Exercise directions: Below is a set of entries; give all of them again exactly.

Data under study:

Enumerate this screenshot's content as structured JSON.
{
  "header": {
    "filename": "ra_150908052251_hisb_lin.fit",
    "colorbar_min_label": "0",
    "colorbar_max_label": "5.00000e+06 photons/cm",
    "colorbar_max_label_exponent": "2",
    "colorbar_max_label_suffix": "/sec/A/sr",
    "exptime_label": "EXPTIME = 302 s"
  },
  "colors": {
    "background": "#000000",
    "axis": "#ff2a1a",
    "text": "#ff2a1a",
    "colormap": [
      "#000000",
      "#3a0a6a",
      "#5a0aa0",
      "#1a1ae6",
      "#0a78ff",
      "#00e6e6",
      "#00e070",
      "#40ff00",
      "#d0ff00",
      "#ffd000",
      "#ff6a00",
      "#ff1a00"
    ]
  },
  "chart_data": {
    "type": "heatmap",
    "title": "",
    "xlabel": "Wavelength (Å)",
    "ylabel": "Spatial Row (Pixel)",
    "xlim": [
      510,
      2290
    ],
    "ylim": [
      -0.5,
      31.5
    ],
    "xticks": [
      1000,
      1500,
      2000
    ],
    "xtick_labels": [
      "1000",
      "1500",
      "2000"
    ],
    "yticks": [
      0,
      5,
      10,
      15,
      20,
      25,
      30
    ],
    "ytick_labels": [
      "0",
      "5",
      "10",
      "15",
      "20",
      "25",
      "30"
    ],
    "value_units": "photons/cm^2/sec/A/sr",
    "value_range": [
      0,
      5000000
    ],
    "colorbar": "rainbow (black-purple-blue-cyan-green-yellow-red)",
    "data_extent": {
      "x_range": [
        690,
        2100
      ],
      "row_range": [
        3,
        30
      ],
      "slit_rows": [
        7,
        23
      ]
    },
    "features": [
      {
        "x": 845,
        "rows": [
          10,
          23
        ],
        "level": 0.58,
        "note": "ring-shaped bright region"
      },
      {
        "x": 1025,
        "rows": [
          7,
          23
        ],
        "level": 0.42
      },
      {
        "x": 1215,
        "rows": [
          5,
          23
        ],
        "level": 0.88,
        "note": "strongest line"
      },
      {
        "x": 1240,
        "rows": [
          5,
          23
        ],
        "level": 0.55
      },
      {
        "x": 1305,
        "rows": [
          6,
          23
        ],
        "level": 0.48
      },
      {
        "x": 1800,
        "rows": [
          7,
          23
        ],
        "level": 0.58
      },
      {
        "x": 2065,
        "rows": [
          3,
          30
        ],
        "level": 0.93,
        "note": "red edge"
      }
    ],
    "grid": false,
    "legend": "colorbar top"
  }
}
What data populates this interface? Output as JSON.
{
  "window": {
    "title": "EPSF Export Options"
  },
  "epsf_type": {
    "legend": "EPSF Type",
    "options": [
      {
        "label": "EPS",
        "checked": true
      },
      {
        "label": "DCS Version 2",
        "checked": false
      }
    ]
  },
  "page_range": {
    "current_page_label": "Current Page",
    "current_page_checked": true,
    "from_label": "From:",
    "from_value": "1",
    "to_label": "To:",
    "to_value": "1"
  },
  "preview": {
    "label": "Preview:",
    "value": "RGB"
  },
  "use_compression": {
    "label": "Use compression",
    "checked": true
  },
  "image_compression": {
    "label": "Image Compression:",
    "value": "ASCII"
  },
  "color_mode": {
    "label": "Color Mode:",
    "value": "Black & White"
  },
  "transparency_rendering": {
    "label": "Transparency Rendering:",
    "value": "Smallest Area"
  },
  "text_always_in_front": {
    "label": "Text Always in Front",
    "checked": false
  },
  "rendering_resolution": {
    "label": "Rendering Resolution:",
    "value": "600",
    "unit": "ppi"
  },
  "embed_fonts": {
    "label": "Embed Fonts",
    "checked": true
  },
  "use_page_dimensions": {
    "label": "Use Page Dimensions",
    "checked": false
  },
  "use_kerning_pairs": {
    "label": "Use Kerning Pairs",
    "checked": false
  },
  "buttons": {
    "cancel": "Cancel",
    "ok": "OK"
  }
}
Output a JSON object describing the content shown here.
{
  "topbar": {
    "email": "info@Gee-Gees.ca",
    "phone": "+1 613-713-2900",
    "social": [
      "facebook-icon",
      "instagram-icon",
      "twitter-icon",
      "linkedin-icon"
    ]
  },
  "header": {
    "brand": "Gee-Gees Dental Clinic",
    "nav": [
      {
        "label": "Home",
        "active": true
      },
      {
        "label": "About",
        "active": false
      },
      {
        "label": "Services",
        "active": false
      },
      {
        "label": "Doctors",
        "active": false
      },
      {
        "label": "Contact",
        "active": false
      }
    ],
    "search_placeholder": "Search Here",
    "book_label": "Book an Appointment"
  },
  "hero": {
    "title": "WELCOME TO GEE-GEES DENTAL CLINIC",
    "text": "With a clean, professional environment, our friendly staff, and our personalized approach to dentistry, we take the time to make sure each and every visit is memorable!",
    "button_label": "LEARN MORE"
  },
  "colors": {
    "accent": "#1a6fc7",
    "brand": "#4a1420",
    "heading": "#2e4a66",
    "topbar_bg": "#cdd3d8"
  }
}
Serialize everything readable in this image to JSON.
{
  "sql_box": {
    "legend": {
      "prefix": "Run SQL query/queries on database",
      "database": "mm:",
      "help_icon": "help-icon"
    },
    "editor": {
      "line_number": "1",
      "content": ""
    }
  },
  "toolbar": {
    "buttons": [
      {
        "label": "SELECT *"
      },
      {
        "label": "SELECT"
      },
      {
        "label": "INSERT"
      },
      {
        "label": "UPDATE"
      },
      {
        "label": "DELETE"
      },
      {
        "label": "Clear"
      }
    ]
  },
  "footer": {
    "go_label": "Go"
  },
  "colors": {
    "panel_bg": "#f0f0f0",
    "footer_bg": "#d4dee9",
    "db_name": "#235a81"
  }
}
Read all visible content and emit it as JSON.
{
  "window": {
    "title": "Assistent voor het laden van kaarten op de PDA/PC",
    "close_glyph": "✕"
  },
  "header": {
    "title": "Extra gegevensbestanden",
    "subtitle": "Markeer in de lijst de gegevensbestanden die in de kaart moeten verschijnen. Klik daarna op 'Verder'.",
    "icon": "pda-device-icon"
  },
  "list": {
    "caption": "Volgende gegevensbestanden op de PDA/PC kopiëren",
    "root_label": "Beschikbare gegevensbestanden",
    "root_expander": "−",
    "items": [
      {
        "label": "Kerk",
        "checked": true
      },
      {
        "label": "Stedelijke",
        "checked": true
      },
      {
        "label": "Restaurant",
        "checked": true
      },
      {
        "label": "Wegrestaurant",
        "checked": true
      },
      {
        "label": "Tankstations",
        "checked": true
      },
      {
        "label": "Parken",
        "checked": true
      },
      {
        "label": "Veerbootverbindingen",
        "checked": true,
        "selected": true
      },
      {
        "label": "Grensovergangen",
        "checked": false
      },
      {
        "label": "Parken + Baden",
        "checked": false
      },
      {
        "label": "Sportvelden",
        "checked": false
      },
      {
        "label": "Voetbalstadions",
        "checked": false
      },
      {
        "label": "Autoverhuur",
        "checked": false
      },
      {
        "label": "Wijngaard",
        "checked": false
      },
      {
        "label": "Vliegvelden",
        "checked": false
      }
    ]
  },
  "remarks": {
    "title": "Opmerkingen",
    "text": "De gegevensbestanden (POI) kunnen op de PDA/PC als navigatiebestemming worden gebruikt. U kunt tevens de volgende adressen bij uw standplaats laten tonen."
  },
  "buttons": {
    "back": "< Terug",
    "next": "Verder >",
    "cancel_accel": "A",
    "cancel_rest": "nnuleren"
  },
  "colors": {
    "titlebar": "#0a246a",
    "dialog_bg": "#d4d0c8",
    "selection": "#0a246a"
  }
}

Solved exercise:
Enumerate this screenshot's content as structured JSON.
{
  "header": {
    "filename": "ra_150908052251_hisb_lin.fit",
    "colorbar_min_label": "0",
    "colorbar_max_label": "5.00000e+06 photons/cm",
    "colorbar_max_label_exponent": "2",
    "colorbar_max_label_suffix": "/sec/A/sr",
    "exptime_label": "EXPTIME = 302 s"
  },
  "colors": {
    "background": "#000000",
    "axis": "#ff2a1a",
    "text": "#ff2a1a",
    "colormap": [
      "#000000",
      "#3a0a6a",
      "#5a0aa0",
      "#1a1ae6",
      "#0a78ff",
      "#00e6e6",
      "#00e070",
      "#40ff00",
      "#d0ff00",
      "#ffd000",
      "#ff6a00",
      "#ff1a00"
    ]
  },
  "chart_data": {
    "type": "heatmap",
    "title": "",
    "xlabel": "Wavelength (Å)",
    "ylabel": "Spatial Row (Pixel)",
    "xlim": [
      510,
      2290
    ],
    "ylim": [
      -0.5,
      31.5
    ],
    "xticks": [
      1000,
      1500,
      2000
    ],
    "xtick_labels": [
      "1000",
      "1500",
      "2000"
    ],
    "yticks": [
      0,
      5,
      10,
      15,
      20,
      25,
      30
    ],
    "ytick_labels": [
      "0",
      "5",
      "10",
      "15",
      "20",
      "25",
      "30"
    ],
    "value_units": "photons/cm^2/sec/A/sr",
    "value_range": [
      0,
      5000000
    ],
    "colorbar": "rainbow (black-purple-blue-cyan-green-yellow-red)",
    "data_extent": {
      "x_range": [
        690,
        2100
      ],
      "row_range": [
        3,
        30
      ],
      "slit_rows": [
        7,
        23
      ]
    },
    "features": [
      {
        "x": 845,
        "rows": [
          10,
          23
        ],
        "level": 0.58,
        "note": "ring-shaped bright region"
      },
      {
        "x": 1025,
        "rows": [
          7,
          23
        ],
        "level": 0.42
      },
      {
        "x": 1215,
        "rows": [
          5,
          23
        ],
        "level": 0.88,
        "note": "strongest line"
      },
      {
        "x": 1240,
        "rows": [
          5,
          23
        ],
        "level": 0.55
      },
      {
        "x": 1305,
        "rows": [
          6,
          23
        ],
        "level": 0.48
      },
      {
        "x": 1800,
        "rows": [
          7,
          23
        ],
        "level": 0.58
      },
      {
        "x": 2065,
        "rows": [
          3,
          30
        ],
        "level": 0.93,
        "note": "red edge"
      }
    ],
    "grid": false,
    "legend": "colorbar top"
  }
}
What data populates this interface? Output as JSON.
{
  "window": {
    "title": "EPSF Export Options"
  },
  "epsf_type": {
    "legend": "EPSF Type",
    "options": [
      {
        "label": "EPS",
        "checked": true
      },
      {
        "label": "DCS Version 2",
        "checked": false
      }
    ]
  },
  "page_range": {
    "current_page_label": "Current Page",
    "current_page_checked": true,
    "from_label": "From:",
    "from_value": "1",
    "to_label": "To:",
    "to_value": "1"
  },
  "preview": {
    "label": "Preview:",
    "value": "RGB"
  },
  "use_compression": {
    "label": "Use compression",
    "checked": true
  },
  "image_compression": {
    "label": "Image Compression:",
    "value": "ASCII"
  },
  "color_mode": {
    "label": "Color Mode:",
    "value": "Black & White"
  },
  "transparency_rendering": {
    "label": "Transparency Rendering:",
    "value": "Smallest Area"
  },
  "text_always_in_front": {
    "label": "Text Always in Front",
    "checked": false
  },
  "rendering_resolution": {
    "label": "Rendering Resolution:",
    "value": "600",
    "unit": "ppi"
  },
  "embed_fonts": {
    "label": "Embed Fonts",
    "checked": true
  },
  "use_page_dimensions": {
    "label": "Use Page Dimensions",
    "checked": false
  },
  "use_kerning_pairs": {
    "label": "Use Kerning Pairs",
    "checked": false
  },
  "buttons": {
    "cancel": "Cancel",
    "ok": "OK"
  }
}
Output a JSON object describing the content shown here.
{
  "topbar": {
    "email": "info@Gee-Gees.ca",
    "phone": "+1 613-713-2900",
    "social": [
      "facebook-icon",
      "instagram-icon",
      "twitter-icon",
      "linkedin-icon"
    ]
  },
  "header": {
    "brand": "Gee-Gees Dental Clinic",
    "nav": [
      {
        "label": "Home",
        "active": true
      },
      {
        "label": "About",
        "active": false
      },
      {
        "label": "Services",
        "active": false
      },
      {
        "label": "Doctors",
        "active": false
      },
      {
        "label": "Contact",
        "active": false
      }
    ],
    "search_placeholder": "Search Here",
    "book_label": "Book an Appointment"
  },
  "hero": {
    "title": "WELCOME TO GEE-GEES DENTAL CLINIC",
    "text": "With a clean, professional environment, our friendly staff, and our personalized approach to dentistry, we take the time to make sure each and every visit is memorable!",
    "button_label": "LEARN MORE"
  },
  "colors": {
    "accent": "#1a6fc7",
    "brand": "#4a1420",
    "heading": "#2e4a66",
    "topbar_bg": "#cdd3d8"
  }
}
Serialize everything readable in this image to JSON.
{
  "sql_box": {
    "legend": {
      "prefix": "Run SQL query/queries on database",
      "database": "mm:",
      "help_icon": "help-icon"
    },
    "editor": {
      "line_number": "1",
      "content": ""
    }
  },
  "toolbar": {
    "buttons": [
      {
        "label": "SELECT *"
      },
      {
        "label": "SELECT"
      },
      {
        "label": "INSERT"
      },
      {
        "label": "UPDATE"
      },
      {
        "label": "DELETE"
      },
      {
        "label": "Clear"
      }
    ]
  },
  "footer": {
    "go_label": "Go"
  },
  "colors": {
    "panel_bg": "#f0f0f0",
    "footer_bg": "#d4dee9",
    "db_name": "#235a81"
  }
}
Read all visible content and emit it as JSON.
{
  "window": {
    "title": "Assistent voor het laden van kaarten op de PDA/PC",
    "close_glyph": "✕"
  },
  "header": {
    "title": "Extra gegevensbestanden",
    "subtitle": "Markeer in de lijst de gegevensbestanden die in de kaart moeten verschijnen. Klik daarna op 'Verder'.",
    "icon": "pda-device-icon"
  },
  "list": {
    "caption": "Volgende gegevensbestanden op de PDA/PC kopiëren",
    "root_label": "Beschikbare gegevensbestanden",
    "root_expander": "−",
    "items": [
      {
        "label": "Kerk",
        "checked": true
      },
      {
        "label": "Stedelijke",
        "checked": true
      },
      {
        "label": "Restaurant",
        "checked": true
      },
      {
        "label": "Wegrestaurant",
        "checked": true
      },
      {
        "label": "Tankstations",
        "checked": true
      },
      {
        "label": "Parken",
        "checked": true
      },
      {
        "label": "Veerbootverbindingen",
        "checked": true,
        "selected": true
      },
      {
        "label": "Grensovergangen",
        "checked": false
      },
      {
        "label": "Parken + Baden",
        "checked": false
      },
      {
        "label": "Sportvelden",
        "checked": false
      },
      {
        "label": "Voetbalstadions",
        "checked": false
      },
      {
        "label": "Autoverhuur",
        "checked": false
      },
      {
        "label": "Wijngaard",
        "checked": false
      },
      {
        "label": "Vliegvelden",
        "checked": false
      }
    ]
  },
  "remarks": {
    "title": "Opmerkingen",
    "text": "De gegevensbestanden (POI) kunnen op de PDA/PC als navigatiebestemming worden gebruikt. U kunt tevens de volgende adressen bij uw standplaats laten tonen."
  },
  "buttons": {
    "back": "< Terug",
    "next": "Verder >",
    "cancel_accel": "A",
    "cancel_rest": "nnuleren"
  },
  "colors": {
    "titlebar": "#0a246a",
    "dialog_bg": "#d4d0c8",
    "selection": "#0a246a"
  }
}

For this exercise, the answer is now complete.